- the coral bleaching was bad. Snorkeling at the Caves, parts of White Bay and Great Dog was sad. 3 years ago Deanna and I swam with tarpon on a reef between Soggy and Ivan’s. It’s gone. The sea life was visibly missing at most of our stops. I will not post where we had good snorkeling. I will not post where we were fishing. To those who can be trusted with the responsibility of preservation, send me a pm.
- Meat permits…we ate like kings and queens on the back of our boat. I love the food of the Caribbean, but Bill is an excellent cook. They brought 8 lbs of fresh shrimp, no permit required. I brought brats (Cheesehead in paradise), New York strips, chicken breasts, hamburger patties, hamburger for spaghetti, Wisconsin cheese and sausage and other cold cuts. Steak and shrimp, shrimp salad, fried shrimp, grilled shrimp, grouper and yellow tail, the sauces, the spices. No one was eating like we did!
- last spring we had seagulls all around. This November there were none.
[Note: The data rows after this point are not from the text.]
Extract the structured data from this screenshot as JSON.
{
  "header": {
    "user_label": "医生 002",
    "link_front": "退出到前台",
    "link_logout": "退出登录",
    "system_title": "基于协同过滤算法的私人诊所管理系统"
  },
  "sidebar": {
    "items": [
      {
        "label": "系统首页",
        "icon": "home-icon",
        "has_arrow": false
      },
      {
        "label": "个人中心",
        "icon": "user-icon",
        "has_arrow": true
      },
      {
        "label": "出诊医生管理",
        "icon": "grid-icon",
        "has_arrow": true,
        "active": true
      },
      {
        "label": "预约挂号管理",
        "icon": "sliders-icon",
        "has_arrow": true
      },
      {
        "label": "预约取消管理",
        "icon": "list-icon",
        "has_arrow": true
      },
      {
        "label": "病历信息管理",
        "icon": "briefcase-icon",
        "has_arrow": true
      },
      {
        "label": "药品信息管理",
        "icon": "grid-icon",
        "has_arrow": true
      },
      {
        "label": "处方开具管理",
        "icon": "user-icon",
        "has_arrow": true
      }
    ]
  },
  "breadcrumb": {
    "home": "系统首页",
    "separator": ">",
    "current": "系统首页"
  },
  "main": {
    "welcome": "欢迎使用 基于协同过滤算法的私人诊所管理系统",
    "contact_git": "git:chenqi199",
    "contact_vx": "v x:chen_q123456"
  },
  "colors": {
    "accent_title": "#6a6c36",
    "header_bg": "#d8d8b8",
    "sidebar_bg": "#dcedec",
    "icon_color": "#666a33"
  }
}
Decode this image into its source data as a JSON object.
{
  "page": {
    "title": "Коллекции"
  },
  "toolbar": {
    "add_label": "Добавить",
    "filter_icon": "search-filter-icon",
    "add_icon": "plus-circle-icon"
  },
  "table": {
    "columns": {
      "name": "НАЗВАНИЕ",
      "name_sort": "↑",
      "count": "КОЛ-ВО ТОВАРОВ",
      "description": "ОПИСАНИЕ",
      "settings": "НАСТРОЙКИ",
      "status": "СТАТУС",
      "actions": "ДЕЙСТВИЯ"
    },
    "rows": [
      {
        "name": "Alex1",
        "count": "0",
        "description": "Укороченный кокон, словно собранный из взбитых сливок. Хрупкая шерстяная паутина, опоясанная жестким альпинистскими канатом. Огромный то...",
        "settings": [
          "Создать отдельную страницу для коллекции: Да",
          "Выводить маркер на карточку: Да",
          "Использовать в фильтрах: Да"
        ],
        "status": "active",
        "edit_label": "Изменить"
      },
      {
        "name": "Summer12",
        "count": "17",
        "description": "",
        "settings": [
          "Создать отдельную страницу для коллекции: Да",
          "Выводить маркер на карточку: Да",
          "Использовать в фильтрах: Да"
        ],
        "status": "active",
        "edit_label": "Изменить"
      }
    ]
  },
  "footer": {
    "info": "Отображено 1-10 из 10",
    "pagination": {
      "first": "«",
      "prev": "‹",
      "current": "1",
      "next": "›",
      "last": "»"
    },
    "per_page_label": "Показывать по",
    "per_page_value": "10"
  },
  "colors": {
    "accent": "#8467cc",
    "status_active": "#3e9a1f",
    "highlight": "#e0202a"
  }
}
I’m assuming some sort of migration
- speaking of migration, last spring there were mega yachts all over. There were none last week. Hmmmm. Ok, do the yachts follow the seagulls?
- complaints continue at Cane garden with stolen dinghies and beggars on the beach. I experience kids asking for a dollar. Folks, these aren’t beggars. They’re kids. They’re my kids!!!! I think the whole thing is over blown. Cane Garden is a vibrant community with lots of hard working people, and kids. I’ve never had such service.
- the mooring rig with the snap hook suggested on this site did not work. First I had dock lines too big (7/8)” to fit through the eyelet, Sun Sail found me a smaller rope and rigged it for me. The hook was too small to fit over the eye of the mooring lines.
- Once again, Bobby’s was perfect for provisioning. The food arrived at Sun Sail as we were unpacking. I did an inventory and found several items missing. I stepped on the dock on my way to call them when the deliveryman returned with a box he had missed. The order was perfect.
- someone would do well to have fresh fruit and vegetables in the lands. Outside of bananas and mangos, none to be found anywhere.
- the ferries from West End will go directly to Charlotte Amalie, unless it stops at Red Hook. Then you will also stop at St John for Customs, for now. They are building a new dock at Red Hook with a Customs office and will alleviate the need for St John. Always check the stops your ferry will make. Smith’s Ferry is very good, but only talk to Marjorie in St Thomas
- restaurants- to be covered in my land report
Then there’s some pictures:http://community.webshots.com/myphotos?action=viewAllPhotos&albumID=511327771